## Exercise materials
- - - - -

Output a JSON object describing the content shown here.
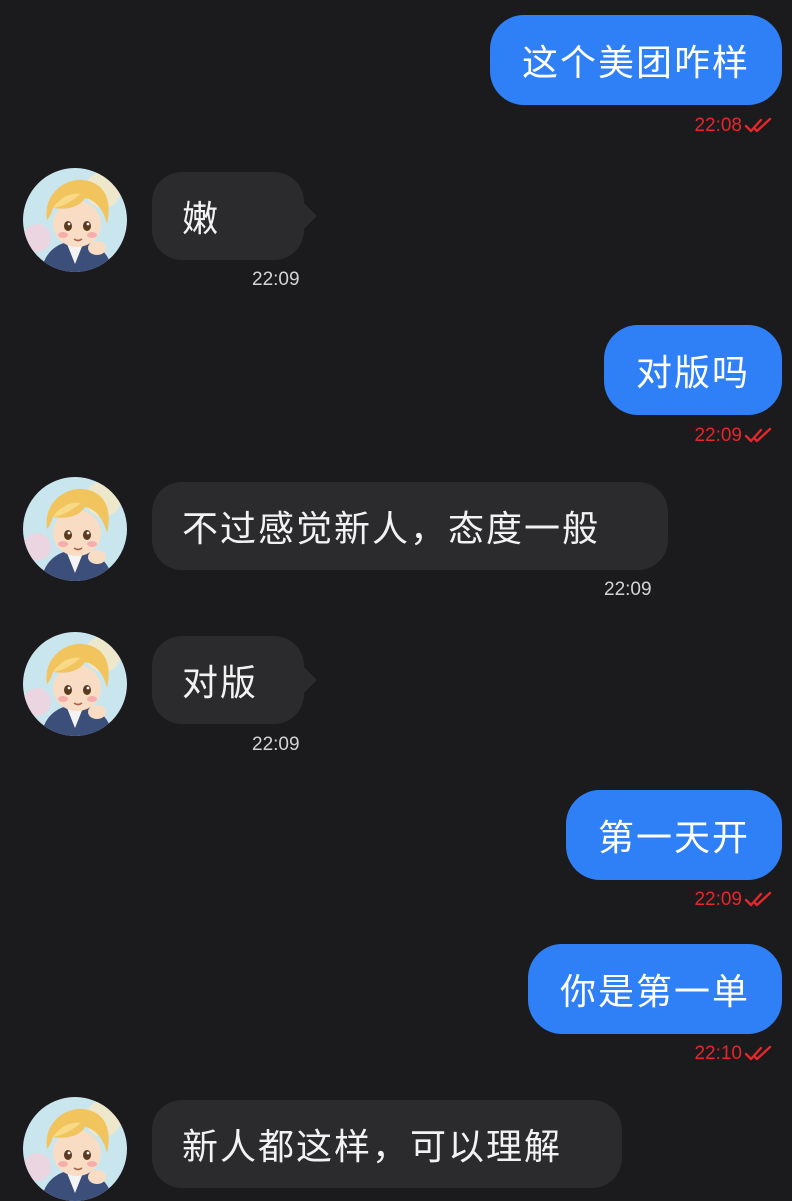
{
  "colors": {
    "background": "#1b1b1d",
    "outgoing_bubble": "#2f80f6",
    "incoming_bubble": "#2b2b2e",
    "outgoing_time": "#e5262b",
    "read_ticks": "#e5262b",
    "incoming_time": "#d4d4d4"
  },
  "messages": [
    {
      "direction": "outgoing",
      "text": "这个美团咋样",
      "time": "22:08",
      "status_icon": "double-check-icon"
    },
    {
      "direction": "incoming",
      "text": "嫩",
      "time": "22:09",
      "avatar_icon": "avatar-anime-boy-icon"
    },
    {
      "direction": "outgoing",
      "text": "对版吗",
      "time": "22:09",
      "status_icon": "double-check-icon"
    },
    {
      "direction": "incoming",
      "text": "不过感觉新人，态度一般",
      "time": "22:09",
      "avatar_icon": "avatar-anime-boy-icon"
    },
    {
      "direction": "incoming",
      "text": "对版",
      "time": "22:09",
      "avatar_icon": "avatar-anime-boy-icon"
    },
    {
      "direction": "outgoing",
      "text": "第一天开",
      "time": "22:09",
      "status_icon": "double-check-icon"
    },
    {
      "direction": "outgoing",
      "text": "你是第一单",
      "time": "22:10",
      "status_icon": "double-check-icon"
    },
    {
      "direction": "incoming",
      "text": "新人都这样，可以理解",
      "time": "",
      "avatar_icon": "avatar-anime-boy-icon"
    }
  ]
}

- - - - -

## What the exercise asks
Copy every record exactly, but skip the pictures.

## Written solution
Output a JSON object describing the content shown here.
{
  "colors": {
    "background": "#1b1b1d",
    "outgoing_bubble": "#2f80f6",
    "incoming_bubble": "#2b2b2e",
    "outgoing_time": "#e5262b",
    "read_ticks": "#e5262b",
    "incoming_time": "#d4d4d4"
  },
  "messages": [
    {
      "direction": "outgoing",
      "text": "这个美团咋样",
      "time": "22:08",
      "status_icon": "double-check-icon"
    },
    {
      "direction": "incoming",
      "text": "嫩",
      "time": "22:09",
      "avatar_icon": "avatar-anime-boy-icon"
    },
    {
      "direction": "outgoing",
      "text": "对版吗",
      "time": "22:09",
      "status_icon": "double-check-icon"
    },
    {
      "direction": "incoming",
      "text": "不过感觉新人，态度一般",
      "time": "22:09",
      "avatar_icon": "avatar-anime-boy-icon"
    },
    {
      "direction": "incoming",
      "text": "对版",
      "time": "22:09",
      "avatar_icon": "avatar-anime-boy-icon"
    },
    {
      "direction": "outgoing",
      "text": "第一天开",
      "time": "22:09",
      "status_icon": "double-check-icon"
    },
    {
      "direction": "outgoing",
      "text": "你是第一单",
      "time": "22:10",
      "status_icon": "double-check-icon"
    },
    {
      "direction": "incoming",
      "text": "新人都这样，可以理解",
      "time": "",
      "avatar_icon": "avatar-anime-boy-icon"
    }
  ]
}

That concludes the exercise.